◦Graduate students are most interested in accessing library resources from their home or office.
◦Faculty seem to be happy with library staff services and library spaces, and have the highest expectations for us in the area of electronic resources availability and a website that enables them to locate information on their own.
In terms of changes between 2008 and 2014, we learned that overall satisfaction with library services increased for all user groups during the six-year period. When we compare findings from our survey with LibQUAL results from comparable institutions (Marquette University and Santa Clara University both conducted LibQUAL in 2014) we’ve learned that the UST libraries rate higher in overall quality and library support for learning, research and teaching than either of those university libraries.

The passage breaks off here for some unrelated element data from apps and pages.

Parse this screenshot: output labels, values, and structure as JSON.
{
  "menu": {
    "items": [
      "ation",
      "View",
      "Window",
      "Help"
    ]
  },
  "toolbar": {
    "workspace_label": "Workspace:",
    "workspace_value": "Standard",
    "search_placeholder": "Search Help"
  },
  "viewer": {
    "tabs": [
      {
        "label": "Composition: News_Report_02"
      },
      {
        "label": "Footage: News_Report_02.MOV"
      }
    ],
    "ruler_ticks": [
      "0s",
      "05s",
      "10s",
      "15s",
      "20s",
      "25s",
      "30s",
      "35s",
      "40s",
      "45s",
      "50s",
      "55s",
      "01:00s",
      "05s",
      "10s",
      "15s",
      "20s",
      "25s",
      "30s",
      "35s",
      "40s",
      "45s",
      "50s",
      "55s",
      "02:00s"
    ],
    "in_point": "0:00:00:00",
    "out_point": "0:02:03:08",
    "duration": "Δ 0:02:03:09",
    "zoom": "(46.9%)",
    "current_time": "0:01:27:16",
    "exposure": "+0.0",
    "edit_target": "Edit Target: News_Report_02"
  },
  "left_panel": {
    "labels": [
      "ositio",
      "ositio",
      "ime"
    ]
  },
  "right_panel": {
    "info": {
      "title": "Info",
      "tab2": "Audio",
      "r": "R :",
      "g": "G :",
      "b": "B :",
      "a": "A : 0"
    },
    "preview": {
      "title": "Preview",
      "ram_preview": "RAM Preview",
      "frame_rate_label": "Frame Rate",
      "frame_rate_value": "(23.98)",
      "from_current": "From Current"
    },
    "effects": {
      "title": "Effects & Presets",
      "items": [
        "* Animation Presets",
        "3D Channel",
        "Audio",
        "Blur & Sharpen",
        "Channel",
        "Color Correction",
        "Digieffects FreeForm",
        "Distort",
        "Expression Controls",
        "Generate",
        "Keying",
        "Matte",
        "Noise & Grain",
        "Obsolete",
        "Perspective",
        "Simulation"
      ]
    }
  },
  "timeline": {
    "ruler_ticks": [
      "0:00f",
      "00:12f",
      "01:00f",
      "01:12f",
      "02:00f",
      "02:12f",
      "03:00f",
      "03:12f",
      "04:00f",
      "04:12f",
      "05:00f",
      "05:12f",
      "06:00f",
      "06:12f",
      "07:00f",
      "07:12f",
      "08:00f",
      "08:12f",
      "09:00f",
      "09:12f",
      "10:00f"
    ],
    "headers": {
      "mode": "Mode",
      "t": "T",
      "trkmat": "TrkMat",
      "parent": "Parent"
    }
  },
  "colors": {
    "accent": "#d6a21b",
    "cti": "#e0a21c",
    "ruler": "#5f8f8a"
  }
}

While we are happy with many of the findings from this survey, we also acknowledge that there are areas where we can improve. We’ve learned there are some frustrations with finding the best resources using the libraries’ Web page. One comment captures what we think too many of our users experience when interacting with library: “Excellent resources, but it seems more difficult than it should be to get the resources, and oftentimes the information can be overwhelming.”
In fact, the UST libraries, having been well-supported by the university for many years, do offer great treasures in electronic content to our users. Given that we live in a time of information abundance rather than information scarcity, it is a challenge for the libraries to help our users navigate and effectively use that information in their work. The libraries currently are developing strategic objectives for the coming years, and this challenge will remain a high priority for us. As the University of St. Thomas strategic plan states, it is a goal for us to “provide innovative education that develops the skills necessary for success within an increasingly complex contemporary world, where information is readily available but wise use of that information is critical for human flourishing.”
The UST Libraries take seriously our role in helping to achieve that strategic objective.
Other areas where we will look to improve the libraries include updating library furnishings and addressing space issues in the Minneapolis campus library.
UST Libraries would like to thank all of you who responded to our survey and assure you that what we’ve learned with your help will make library services even more effective in the coming years.
– Dan Gjelten